As I obsessed and anticipated the release of The Hobbit: An Unexpected Journey, I often wondered how Peter Jackson planned to stretch a simple 19 chapter novel into 3 gigantic movies. However, seeing the movie in its uber-padded glory has enlightened me into understanding what is expected of the follow up films. Mr. Jackson after all, is the one that made us all watch and enjoy LOTR – TROTK for over 3 hours without turning to chutney.
An Unexpected Journey follows the exploits of Bilbo Baggins (Martin Freeman), Gandalf (Ian McKellan) and 13 dwarves, the most important being Thorin Oakenshield (Richard Armitage) as they set out to reclaim Erebor, the Kingdom Thorin is originally Dwarf King. The movie has gathered huge amounts of feedback from fans, reviewers, trolls and the average movie goer. People have had ranging experiences at the cinemas: anything between “it was too fast”, “it was too slow”, “it was too long” and even the occasional “it was too crisp”.
Admittedly, the first half of the movie stretches on for a bit and appeared a little too slow but this is not necessarily a bad thing as Peter Jackson is master at drawing on his audience and building up a crescendo of action and suspense. The movie begins with a prologue where an older Bilbo Baggins (Ian Holm reprising his role) narrates how Erebor, the greatest dwarf kingdom, rich in gold and other precious material was overtaken by the gold loving dragon – Smaug. The sequence of this narration is the most important aspect of the film as it gives context to the motive of the dwarves – to reclaim their kingdom.

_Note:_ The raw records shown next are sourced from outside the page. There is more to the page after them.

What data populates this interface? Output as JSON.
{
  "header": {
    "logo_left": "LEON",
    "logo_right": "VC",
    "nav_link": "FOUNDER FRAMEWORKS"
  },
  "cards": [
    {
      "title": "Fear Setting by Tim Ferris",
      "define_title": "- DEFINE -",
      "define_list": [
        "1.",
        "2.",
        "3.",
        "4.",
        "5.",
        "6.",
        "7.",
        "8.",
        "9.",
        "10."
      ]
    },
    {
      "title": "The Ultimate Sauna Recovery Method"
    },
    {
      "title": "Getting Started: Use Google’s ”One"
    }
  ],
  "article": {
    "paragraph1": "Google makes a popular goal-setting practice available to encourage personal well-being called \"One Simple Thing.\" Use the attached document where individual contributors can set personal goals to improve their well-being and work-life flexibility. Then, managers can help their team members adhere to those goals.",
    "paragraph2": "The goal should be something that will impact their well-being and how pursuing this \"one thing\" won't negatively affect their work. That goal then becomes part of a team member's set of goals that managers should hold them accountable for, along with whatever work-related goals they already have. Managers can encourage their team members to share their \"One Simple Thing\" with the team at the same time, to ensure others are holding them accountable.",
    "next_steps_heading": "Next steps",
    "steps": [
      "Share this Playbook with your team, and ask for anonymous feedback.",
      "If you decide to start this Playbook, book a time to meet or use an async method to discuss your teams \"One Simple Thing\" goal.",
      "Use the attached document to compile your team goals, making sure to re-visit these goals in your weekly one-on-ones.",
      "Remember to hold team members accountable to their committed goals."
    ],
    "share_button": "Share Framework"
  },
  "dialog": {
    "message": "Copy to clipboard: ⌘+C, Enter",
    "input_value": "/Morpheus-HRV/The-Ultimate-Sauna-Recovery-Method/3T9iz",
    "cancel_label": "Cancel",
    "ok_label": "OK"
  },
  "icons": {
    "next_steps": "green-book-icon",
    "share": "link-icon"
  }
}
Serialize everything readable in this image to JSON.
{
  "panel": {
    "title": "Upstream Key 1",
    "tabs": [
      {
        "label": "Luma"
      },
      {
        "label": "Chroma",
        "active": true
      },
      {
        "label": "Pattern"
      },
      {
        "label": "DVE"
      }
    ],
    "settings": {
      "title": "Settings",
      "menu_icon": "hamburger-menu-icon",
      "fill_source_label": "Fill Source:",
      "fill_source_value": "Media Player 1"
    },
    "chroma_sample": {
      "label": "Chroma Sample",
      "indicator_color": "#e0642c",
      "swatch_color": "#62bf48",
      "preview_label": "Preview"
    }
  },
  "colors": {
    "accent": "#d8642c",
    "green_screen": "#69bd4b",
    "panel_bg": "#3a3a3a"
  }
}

After the dwarves leave the Shire, the movie begins to take shape. The gang wind their way through various perils, trolls, necromancers, orcs and the likes as Bilbo tries to prove to the dwarf warriors and himself that he is a worthy companion to take on the journey to claim back Erebor.
The movie was padded and stretched with the most visually stunning material pulled from the appendices of The Lord of the Rings: The Return of the King book as well as The Silmarillion which helped a lot in transiting the often difficult task of translating text to visual medium. Without the expanded story of Azog the Defiler acting as Thorin’s nemesis there to push the narrative, there would be no immediate antagonistic force in the film, just a bunch of dwarves walking to and fro with a distant threat from Smaug cradled in The Lonely Mountains. One can also say the same for The Necromancer whose expanded storyline in the film helps indemnify the fact that Gandalf, a key character would disappear from the book for entire chapters at a time.
Perhaps, the film’s most notable padding, which deviates from Tolkien’s original text, possibly for dramatic effect, was enabling Bilbo to fully realize his heroic potential. Bilbo’s character progression from burdensome grump to courageous friend feels natural and isn’t forced. He grows a little in each scene and his façade of being out of place slowly crumbles.
In the book, Bilbo is basically commanded by Gandalf to join the dwarves on their journey but in the film, he chooses to sign a contract. Also, in the book, Gandalf stalls the trolls until the sun rises but in the film, it’s Bilbo’s cunning and common sense that saves the day. It will be out of place, if I didn’t take a moment to discuss the performance of His Excellency, Mr. Andy Serkis who again gives a brilliant and tortured interpretation to the character of Gollum in the 10 minute sequence with Bilbo in the Goblin Caves.
Fans of Tolkien have not lost sight of what truly makes this franchise a success – the nostalgia of anyone who has read and connected to the magical world Tolkien created in 1937 and now. An Unexpected Journey is a movie that has been created with utmost care than many others. While it might not be as dark as The Lord of the Rings trilogy, the quality is undeniable. From the meticulous beards of the dwarves, the infamous hobbit feet, to the amazing motion capture special effects that are now a staple of the Tolkien franchise under Peter Jackson’s direction.
My verdict? 3.5 Stars.
Powered by Facebook Comments